**Goal of the exercise**. Copy the listing below exactly, but skip the pictures.

**Information provided**.
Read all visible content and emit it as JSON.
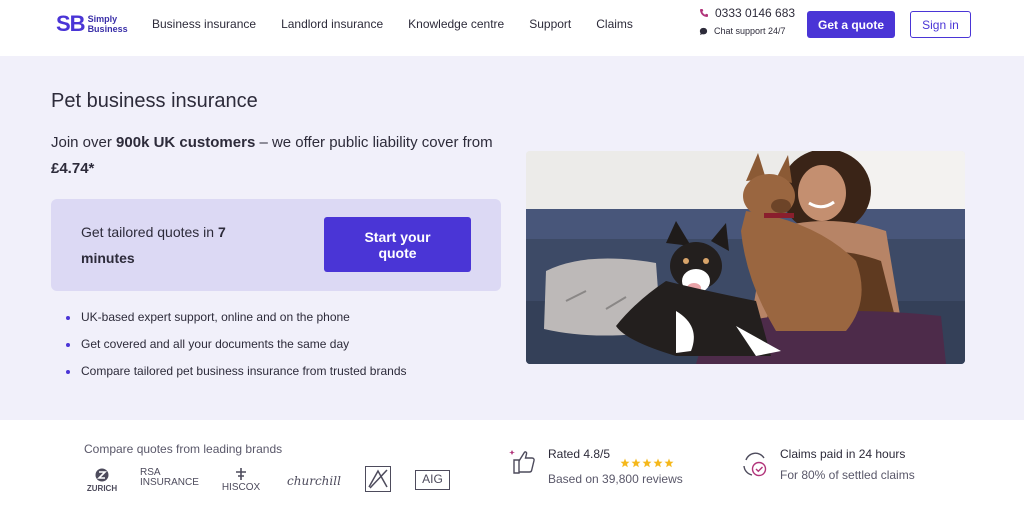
{
  "brand": {
    "logo_mark": "SB",
    "logo_line1": "Simply",
    "logo_line2": "Business",
    "accent": "#4a35d6"
  },
  "nav": {
    "items": [
      "Business insurance",
      "Landlord insurance",
      "Knowledge centre",
      "Support",
      "Claims"
    ]
  },
  "contact": {
    "phone": "0333 0146 683",
    "chat": "Chat support 24/7",
    "phone_icon": "phone-icon",
    "chat_icon": "chat-icon"
  },
  "header_buttons": {
    "quote": "Get a quote",
    "signin": "Sign in"
  },
  "hero": {
    "title": "Pet business insurance",
    "lead_prefix": "Join over ",
    "lead_bold": "900k UK customers",
    "lead_mid": " – we offer public liability cover from ",
    "lead_price": "£4.74*",
    "cta_prefix": "Get tailored quotes in ",
    "cta_bold": "7 minutes",
    "cta_button": "Start your quote",
    "bullets": [
      "UK-based expert support, online and on the phone",
      "Get covered and all your documents the same day",
      "Compare tailored pet business insurance from trusted brands"
    ],
    "background": "#f1f0fa",
    "cta_background": "#dcd9f4"
  },
  "brands": {
    "label": "Compare quotes from leading brands",
    "items": [
      "ZURICH",
      "RSA INSURANCE",
      "HISCOX",
      "churchill",
      "AXA",
      "AIG"
    ]
  },
  "rating": {
    "title": "Rated 4.8/5",
    "subtitle": "Based on 39,800 reviews",
    "stars": 5,
    "star_color": "#f5b81c"
  },
  "claims": {
    "title": "Claims paid in 24 hours",
    "subtitle": "For 80% of settled claims"
  }
}
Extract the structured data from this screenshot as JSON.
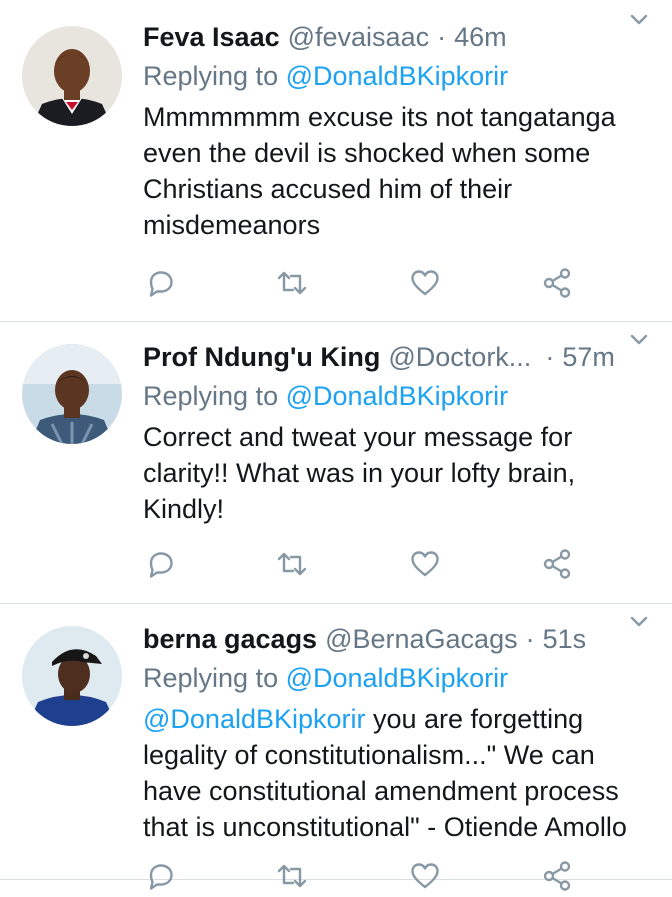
{
  "tweets": [
    {
      "name": "Feva Isaac",
      "handle": "@fevaisaac",
      "dot": "·",
      "time": "46m",
      "replying_prefix": "Replying to ",
      "replying_to": "@DonaldBKipkorir",
      "text_lines": [
        "Mmmmmmm excuse its not tangatanga",
        "even the devil is shocked when some",
        "Christians accused him of their",
        "misdemeanors"
      ]
    },
    {
      "name": "Prof Ndung'u King",
      "handle": "@Doctork...",
      "dot": "·",
      "time": "57m",
      "replying_prefix": "Replying to ",
      "replying_to": "@DonaldBKipkorir",
      "text_lines": [
        "Correct and tweat your message for",
        "clarity!! What was in your lofty brain,",
        "Kindly!"
      ]
    },
    {
      "name": "berna gacags",
      "handle": "@BernaGacags",
      "dot": "·",
      "time": "51s",
      "replying_prefix": "Replying to ",
      "replying_to": "@DonaldBKipkorir",
      "mention": "@DonaldBKipkorir",
      "text_first": " you are forgetting",
      "text_lines": [
        "legality of constitutionalism...\" We can",
        "have constitutional amendment process",
        "that is unconstitutional\" - Otiende Amollo"
      ]
    }
  ],
  "icons": [
    "reply-icon",
    "retweet-icon",
    "like-icon",
    "share-icon",
    "chevron-down-icon"
  ],
  "colors": {
    "link": "#1da1f2",
    "muted": "#657786",
    "text": "#14171a",
    "divider": "#d9dfe4"
  }
}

**Exercise result**.
Read all visible content and emit it as JSON.
{
  "brand": {
    "logo_mark": "SB",
    "logo_line1": "Simply",
    "logo_line2": "Business",
    "accent": "#4a35d6"
  },
  "nav": {
    "items": [
      "Business insurance",
      "Landlord insurance",
      "Knowledge centre",
      "Support",
      "Claims"
    ]
  },
  "contact": {
    "phone": "0333 0146 683",
    "chat": "Chat support 24/7",
    "phone_icon": "phone-icon",
    "chat_icon": "chat-icon"
  },
  "header_buttons": {
    "quote": "Get a quote",
    "signin": "Sign in"
  },
  "hero": {
    "title": "Pet business insurance",
    "lead_prefix": "Join over ",
    "lead_bold": "900k UK customers",
    "lead_mid": " – we offer public liability cover from ",
    "lead_price": "£4.74*",
    "cta_prefix": "Get tailored quotes in ",
    "cta_bold": "7 minutes",
    "cta_button": "Start your quote",
    "bullets": [
      "UK-based expert support, online and on the phone",
      "Get covered and all your documents the same day",
      "Compare tailored pet business insurance from trusted brands"
    ],
    "background": "#f1f0fa",
    "cta_background": "#dcd9f4"
  },
  "brands": {
    "label": "Compare quotes from leading brands",
    "items": [
      "ZURICH",
      "RSA INSURANCE",
      "HISCOX",
      "churchill",
      "AXA",
      "AIG"
    ]
  },
  "rating": {
    "title": "Rated 4.8/5",
    "subtitle": "Based on 39,800 reviews",
    "stars": 5,
    "star_color": "#f5b81c"
  },
  "claims": {
    "title": "Claims paid in 24 hours",
    "subtitle": "For 80% of settled claims"
  }
}
Extract the structured data from this screenshot as JSON.
{
  "tweets": [
    {
      "name": "Feva Isaac",
      "handle": "@fevaisaac",
      "dot": "·",
      "time": "46m",
      "replying_prefix": "Replying to ",
      "replying_to": "@DonaldBKipkorir",
      "text_lines": [
        "Mmmmmmm excuse its not tangatanga",
        "even the devil is shocked when some",
        "Christians accused him of their",
        "misdemeanors"
      ]
    },
    {
      "name": "Prof Ndung'u King",
      "handle": "@Doctork...",
      "dot": "·",
      "time": "57m",
      "replying_prefix": "Replying to ",
      "replying_to": "@DonaldBKipkorir",
      "text_lines": [
        "Correct and tweat your message for",
        "clarity!! What was in your lofty brain,",
        "Kindly!"
      ]
    },
    {
      "name": "berna gacags",
      "handle": "@BernaGacags",
      "dot": "·",
      "time": "51s",
      "replying_prefix": "Replying to ",
      "replying_to": "@DonaldBKipkorir",
      "mention": "@DonaldBKipkorir",
      "text_first": " you are forgetting",
      "text_lines": [
        "legality of constitutionalism...\" We can",
        "have constitutional amendment process",
        "that is unconstitutional\" - Otiende Amollo"
      ]
    }
  ],
  "icons": [
    "reply-icon",
    "retweet-icon",
    "like-icon",
    "share-icon",
    "chevron-down-icon"
  ],
  "colors": {
    "link": "#1da1f2",
    "muted": "#657786",
    "text": "#14171a",
    "divider": "#d9dfe4"
  }
}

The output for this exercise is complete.